··· MATERIAL TO PROCESS ···

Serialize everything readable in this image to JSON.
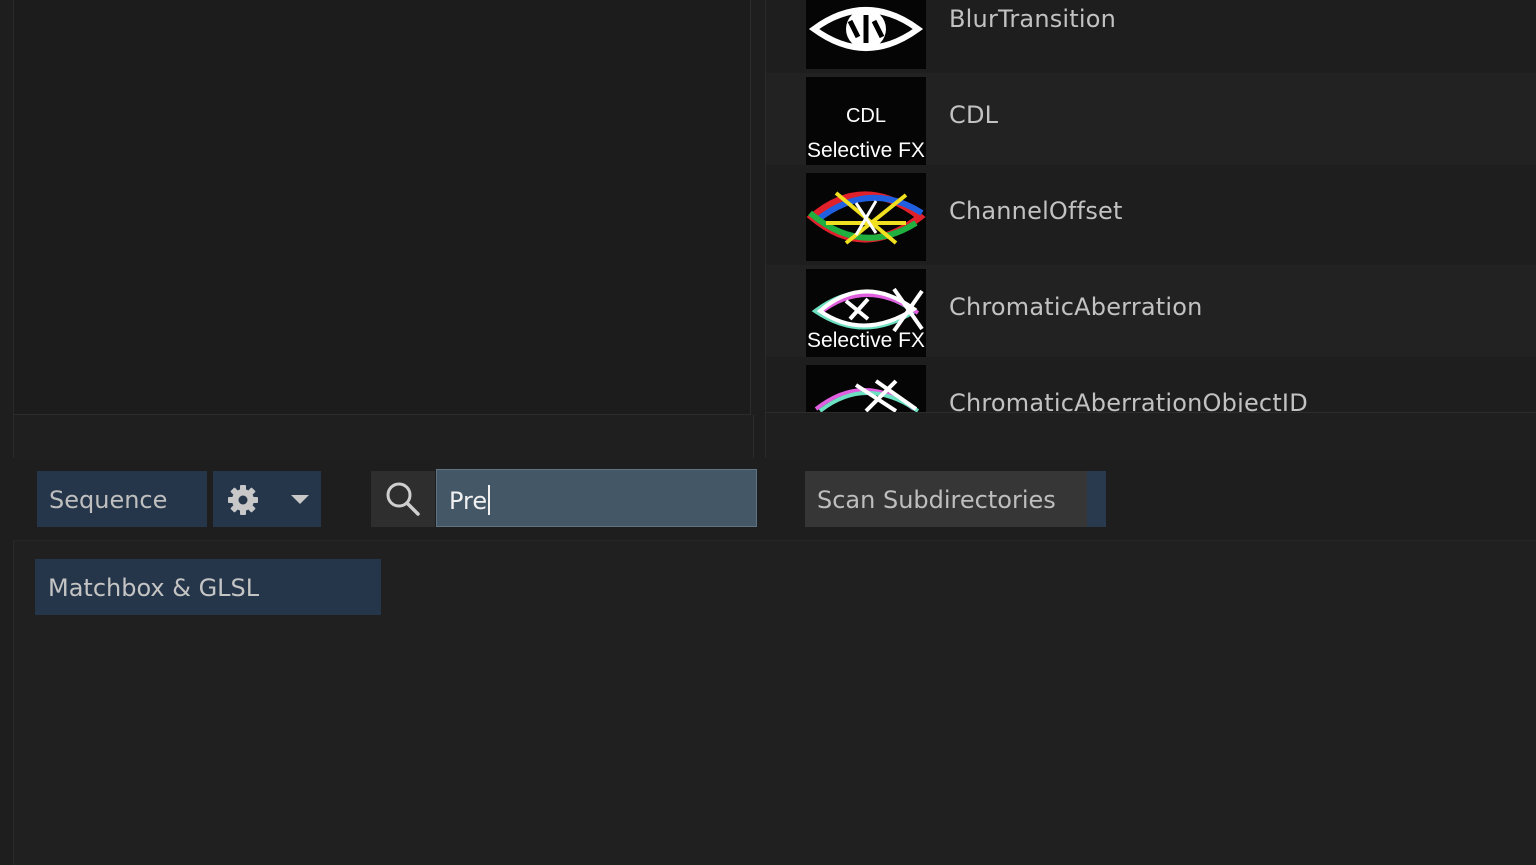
{
  "effects_list": {
    "items": [
      {
        "label": "BlurTransition",
        "thumb": "fish-eye-logo-icon"
      },
      {
        "label": "CDL",
        "thumb": "cdl-selective-fx-icon",
        "thumb_top": "CDL",
        "thumb_bottom": "Selective FX"
      },
      {
        "label": "ChannelOffset",
        "thumb": "rgb-fish-logo-icon"
      },
      {
        "label": "ChromaticAberration",
        "thumb": "chromatic-fish-selective-fx-icon",
        "thumb_bottom": "Selective FX"
      },
      {
        "label": "ChromaticAberrationObjectID",
        "thumb": "chromatic-fish-partial-icon"
      }
    ]
  },
  "toolbar": {
    "sequence_label": "Sequence",
    "settings_icon": "gear-icon",
    "dropdown_icon": "chevron-down-icon",
    "search_icon": "search-icon",
    "search_value": "Pre",
    "scan_label": "Scan Subdirectories"
  },
  "bins": {
    "tab_label": "Matchbox & GLSL"
  },
  "colors": {
    "background": "#1e1e1e",
    "accent_blue": "#26364a",
    "search_field": "#445767"
  }
}
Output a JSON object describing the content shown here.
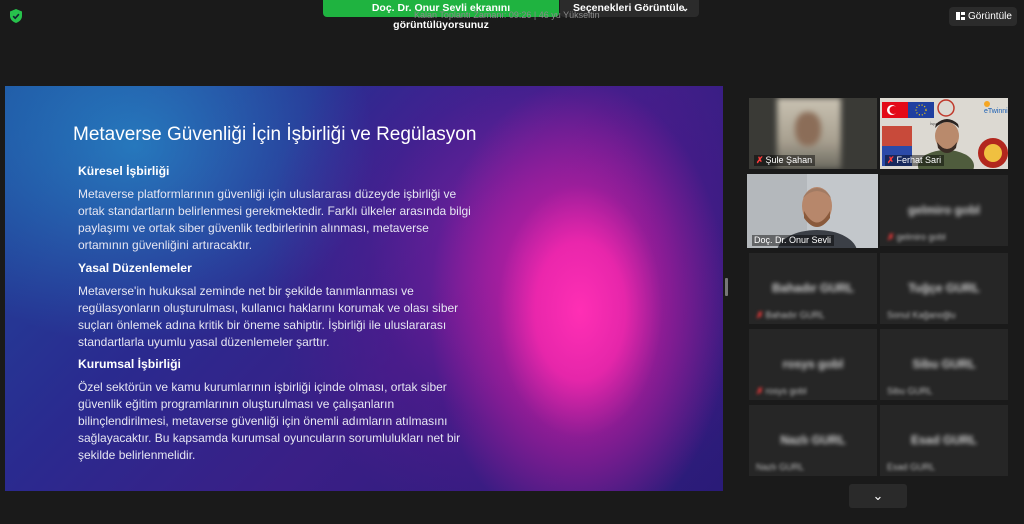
{
  "topbar": {
    "sharing_status": "Doç. Dr. Onur Sevli ekranını görüntülüyorsunuz",
    "view_options_label": "Seçenekleri Görüntüle",
    "meeting_subtitle": "Kalan Toplantı Zamanı: 09:26 | 46 yu Yükseltin",
    "view_button_label": "Görüntüle"
  },
  "slide": {
    "title": "Metaverse Güvenliği İçin İşbirliği ve Regülasyon",
    "sections": [
      {
        "heading": "Küresel İşbirliği",
        "lines": [
          "Metaverse platformlarının güvenliği için uluslararası düzeyde işbirliği ve",
          "ortak standartların belirlenmesi gerekmektedir. Farklı ülkeler arasında bilgi",
          "paylaşımı ve ortak siber güvenlik tedbirlerinin alınması, metaverse",
          "ortamının güvenliğini artıracaktır."
        ]
      },
      {
        "heading": "Yasal Düzenlemeler",
        "lines": [
          "Metaverse'in hukuksal zeminde net bir şekilde tanımlanması ve",
          "regülasyonların oluşturulması, kullanıcı haklarını korumak ve olası siber",
          "suçları önlemek adına kritik bir öneme sahiptir. İşbirliği ile uluslararası",
          "standartlarla uyumlu yasal düzenlemeler şarttır."
        ]
      },
      {
        "heading": "Kurumsal İşbirliği",
        "lines": [
          "Özel sektörün ve kamu kurumlarının işbirliği içinde olması, ortak siber",
          "güvenlik eğitim programlarının oluşturulması ve çalışanların",
          "bilinçlendirilmesi, metaverse güvenliği için önemli adımların atılmasını",
          "sağlayacaktır. Bu kapsamda kurumsal oyuncuların sorumlulukları net bir",
          "şekilde belirlenmelidir."
        ]
      }
    ]
  },
  "participants": [
    {
      "name": "Şule Şahan",
      "muted": true,
      "video": true
    },
    {
      "name": "Ferhat Sari",
      "muted": true,
      "video": true
    },
    {
      "name": "Doç. Dr. Onur Sevli",
      "muted": false,
      "video": true,
      "active": true
    },
    {
      "name": "gelmiro gobl",
      "display": "gelmiro gobl",
      "muted": true,
      "video": false
    },
    {
      "name": "Bahadır GURL",
      "display": "Bahadır GURL",
      "muted": true,
      "video": false
    },
    {
      "name": "Sonul Kağanoğlu",
      "display": "Tuğçe GURL",
      "muted": false,
      "video": false
    },
    {
      "name": "rosys gobl",
      "display": "rosys gobl",
      "muted": true,
      "video": false
    },
    {
      "name": "Sibu GURL",
      "display": "Sibu GURL",
      "muted": false,
      "video": false
    },
    {
      "name": "Nazlı GURL",
      "display": "Nazlı GURL",
      "muted": false,
      "video": false
    },
    {
      "name": "Esad GURL",
      "display": "Esad GURL",
      "muted": false,
      "video": false
    }
  ],
  "colors": {
    "sharing_green": "#1fb340",
    "active_speaker": "#e9e52a",
    "muted_red": "#ff3b3b"
  }
}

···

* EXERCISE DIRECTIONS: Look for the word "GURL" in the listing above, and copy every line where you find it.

* RESULT OF THIS EXERCISE:
      "name": "Bahadır GURL",
      "display": "Bahadır GURL",
      "display": "Tuğçe GURL",
      "name": "Sibu GURL",
      "display": "Sibu GURL",
      "name": "Nazlı GURL",
      "display": "Nazlı GURL",
      "name": "Esad GURL",
      "display": "Esad GURL",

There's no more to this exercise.